Kevin Devine | Put Your Ghost to Rest (Capitol)

cd_devineDevine bares his political teeth on "The Burning City Sweet," opening with "Forty million refugees with no place on this earth to call home" before revealing America's secret weapon: "Atlas had those shoulders/ we've got Ambien and Jamison's and blow."

 

For me, the appeal of music is in the following order: voice, music, lyrics. Therefore, having someone like Kevin Devine in my list of favorites is something of an anomaly. With him, it's the lyrics, first and foremost, that you'll notice and respect. Oh sure, for a stripped-down singer-songwriter, he's pretty well versed on the acoustic guitar. And his backing band, especially live (when he introduces them as "the goddamn band"), can really rock it out or draw it down, depending.

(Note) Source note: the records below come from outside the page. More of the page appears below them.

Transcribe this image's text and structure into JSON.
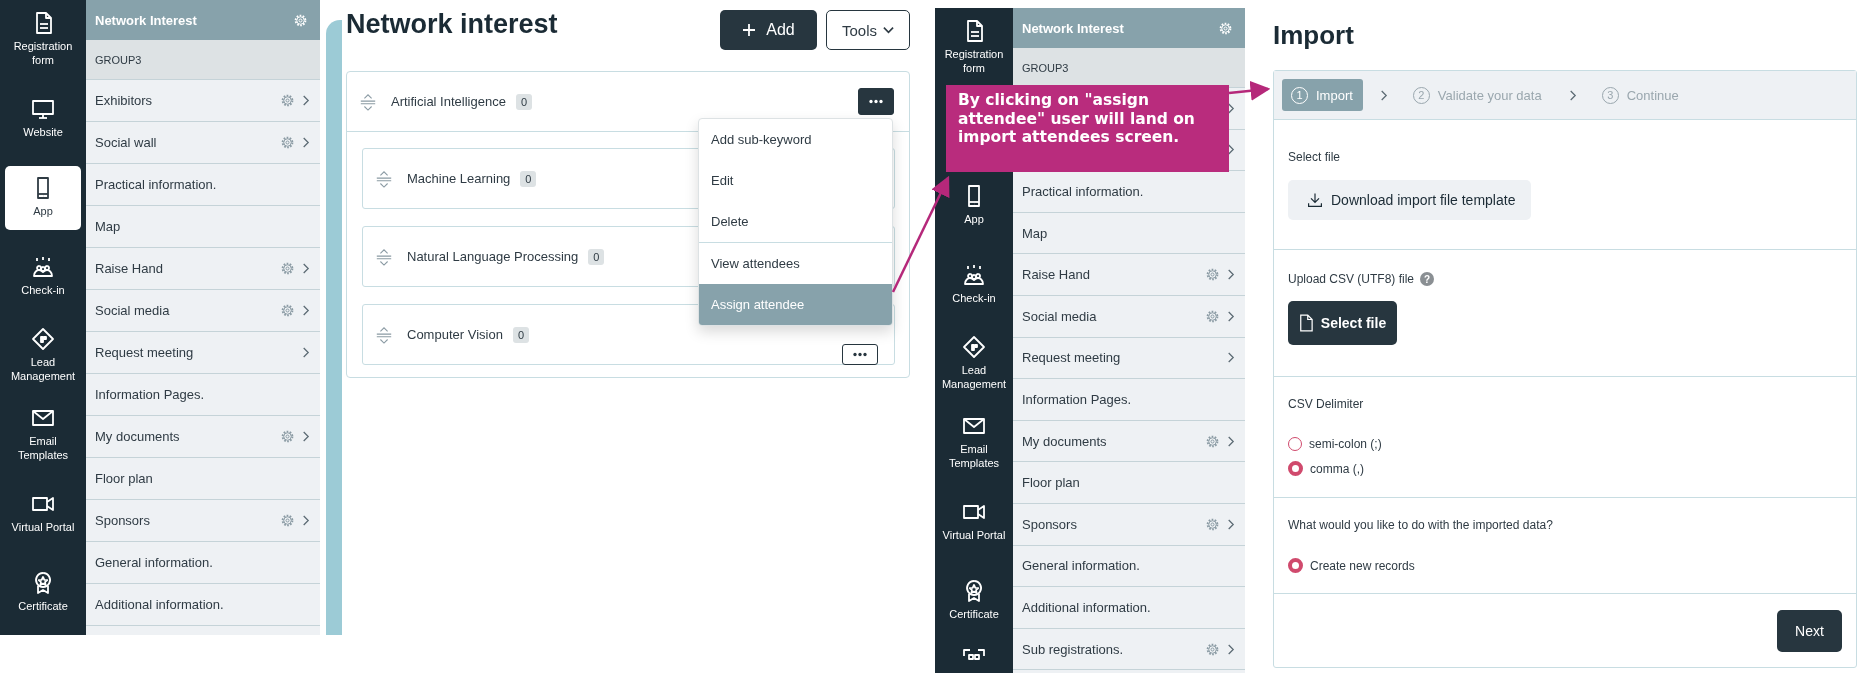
{
  "left_screen": {
    "rail": [
      {
        "label": "Registration form",
        "selected": false
      },
      {
        "label": "Website",
        "selected": false
      },
      {
        "label": "App",
        "selected": true
      },
      {
        "label": "Check-in",
        "selected": false
      },
      {
        "label": "Lead Management",
        "selected": false
      },
      {
        "label": "Email Templates",
        "selected": false
      },
      {
        "label": "Virtual Portal",
        "selected": false
      },
      {
        "label": "Certificate",
        "selected": false
      }
    ],
    "module_list": {
      "title": "Network Interest",
      "group": "GROUP3",
      "items": [
        {
          "label": "Exhibitors",
          "gear": true,
          "chevron": true
        },
        {
          "label": "Social wall",
          "gear": true,
          "chevron": true
        },
        {
          "label": "Practical information.",
          "gear": false,
          "chevron": false
        },
        {
          "label": "Map",
          "gear": false,
          "chevron": false
        },
        {
          "label": "Raise Hand",
          "gear": true,
          "chevron": true
        },
        {
          "label": "Social media",
          "gear": true,
          "chevron": true
        },
        {
          "label": "Request meeting",
          "gear": false,
          "chevron": true
        },
        {
          "label": "Information Pages.",
          "gear": false,
          "chevron": false
        },
        {
          "label": "My documents",
          "gear": true,
          "chevron": true
        },
        {
          "label": "Floor plan",
          "gear": false,
          "chevron": false
        },
        {
          "label": "Sponsors",
          "gear": true,
          "chevron": true
        },
        {
          "label": "General information.",
          "gear": false,
          "chevron": false
        },
        {
          "label": "Additional information.",
          "gear": false,
          "chevron": false
        }
      ]
    },
    "page": {
      "title": "Network interest",
      "add_button": "Add",
      "tools_button": "Tools",
      "keyword": {
        "label": "Artificial Intelligence",
        "count": "0",
        "menu_open": true,
        "children": [
          {
            "label": "Machine Learning",
            "count": "0"
          },
          {
            "label": "Natural Language Processing",
            "count": "0"
          },
          {
            "label": "Computer Vision",
            "count": "0"
          }
        ]
      },
      "menu": {
        "groups": [
          [
            {
              "label": "Add sub-keyword",
              "selected": false
            },
            {
              "label": "Edit",
              "selected": false
            },
            {
              "label": "Delete",
              "selected": false
            }
          ],
          [
            {
              "label": "View attendees",
              "selected": false
            },
            {
              "label": "Assign attendee",
              "selected": true
            }
          ]
        ]
      }
    }
  },
  "right_screen": {
    "rail": [
      {
        "label": "Registration form",
        "selected": false
      },
      {
        "label": "App",
        "selected": false
      },
      {
        "label": "Check-in",
        "selected": false
      },
      {
        "label": "Lead Management",
        "selected": false
      },
      {
        "label": "Email Templates",
        "selected": false
      },
      {
        "label": "Virtual Portal",
        "selected": false
      },
      {
        "label": "Certificate",
        "selected": false
      }
    ],
    "module_list": {
      "title": "Network Interest",
      "group": "GROUP3",
      "items": [
        {
          "gear": false,
          "chevron": true
        },
        {
          "gear": false,
          "chevron": true
        },
        {
          "label": "Practical information.",
          "gear": false,
          "chevron": false
        },
        {
          "label": "Map",
          "gear": false,
          "chevron": false
        },
        {
          "label": "Raise Hand",
          "gear": true,
          "chevron": true
        },
        {
          "label": "Social media",
          "gear": true,
          "chevron": true
        },
        {
          "label": "Request meeting",
          "gear": false,
          "chevron": true
        },
        {
          "label": "Information Pages.",
          "gear": false,
          "chevron": false
        },
        {
          "label": "My documents",
          "gear": true,
          "chevron": true
        },
        {
          "label": "Floor plan",
          "gear": false,
          "chevron": false
        },
        {
          "label": "Sponsors",
          "gear": true,
          "chevron": true
        },
        {
          "label": "General information.",
          "gear": false,
          "chevron": false
        },
        {
          "label": "Additional information.",
          "gear": false,
          "chevron": false
        },
        {
          "label": "Sub registrations.",
          "gear": true,
          "chevron": true
        }
      ]
    },
    "import": {
      "title": "Import",
      "steps": [
        {
          "number": "1",
          "label": "Import",
          "selected": true
        },
        {
          "number": "2",
          "label": "Validate your data",
          "selected": false
        },
        {
          "number": "3",
          "label": "Continue",
          "selected": false
        }
      ],
      "select_file_label": "Select file",
      "download_button": "Download import file template",
      "upload_label": "Upload CSV (UTF8) file",
      "help": "?",
      "select_file_button": "Select file",
      "delimiter_label": "CSV Delimiter",
      "delimiter_options": [
        {
          "label": "semi-colon (;)",
          "selected": false
        },
        {
          "label": "comma (,)",
          "selected": true
        }
      ],
      "question_label": "What would you like to do with the imported data?",
      "question_options": [
        {
          "label": "Create new records",
          "selected": true
        }
      ],
      "next_button": "Next"
    }
  },
  "callout": {
    "text": "By clicking on \"assign attendee\" user will land on import attendees screen."
  }
}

What I'm trying to say is that Devine's reedy yet competent voice isn't usually what I'm drawn to. But the intelligence and thoughtfulness of his lyrics, combined with the simplicity of his delivery, deserves recognition.

cd_devine-picPut Your Ghost to Rest is Devine's major-label debut following a string of three self- and indie releases. Opener "Brooklyn Boy" sets the stage well, with Devine reflecting over a perfectly picked guitar, "Alone at last, to figure how you got this way." The backing instrumentation here is sparse but perfect, never overshadowing Devine's own contributions.

"Just Stay" is a quietly swirling yet powerful song that captures the art of creation: "The morning's hot and harsh, my notebook fills itself/the words come thick with sweat but it feels like someone else/is writing all of this, someone I just can't believe./When I mop my brow, set my pen back down/still me, still me." As the chorus joins in and the music swells, Devine tries desperately to reassure himself as well as his audience, "I'm OK, OK?"

The folk influence is a bit more predominant on "You'll Only End Up Joining Them." As usual, the story here is the focus, of evaluating the choices between life and death. "Less Than, More Today" pulls out the pedal steel and the melancholy country tinge before giving way to the more upbeat, near-singsong "Like Cursing Kids." "Go Haunt Someone Else" advises, "You're never a victim so own what you did, son/ make what you are." Devine bares his political teeth on "The Burning City Sweet," opening with "Forty million refugees with no place on this earth to call home" before revealing America's secret weapon: "Atlas had those shoulders/ we've got Ambien and Jamison's and blow."

Even with the stories and wordplay, the 12 songs here begin to seem a little long before the album's through. Capitol Records seems a strange home for such a political, passionate singer-songwriter such as Devine, but if they can bring him a larger audience, it could work. In any regard, the greater availability of Put Your Ghost to Rest is reason enough to be grateful-that, of course, along with the very existence of old souls like Devine. B | Laura Hamlett

RIYL: David Bazan, Bright Eyes (sorry; it had to be done)

About Laura Hamlett 467 Articles
Laura Hamlett is the Managing Editor of PLAYBACK:stl. In a past life, she was also a music publicist and band manager. Besides music, books, and other forms of popular culture, she's a fan of the psychology behind true crime and violent criminals. Ask her about mass murder...if you dare.

Be the first to comment

Leave a Reply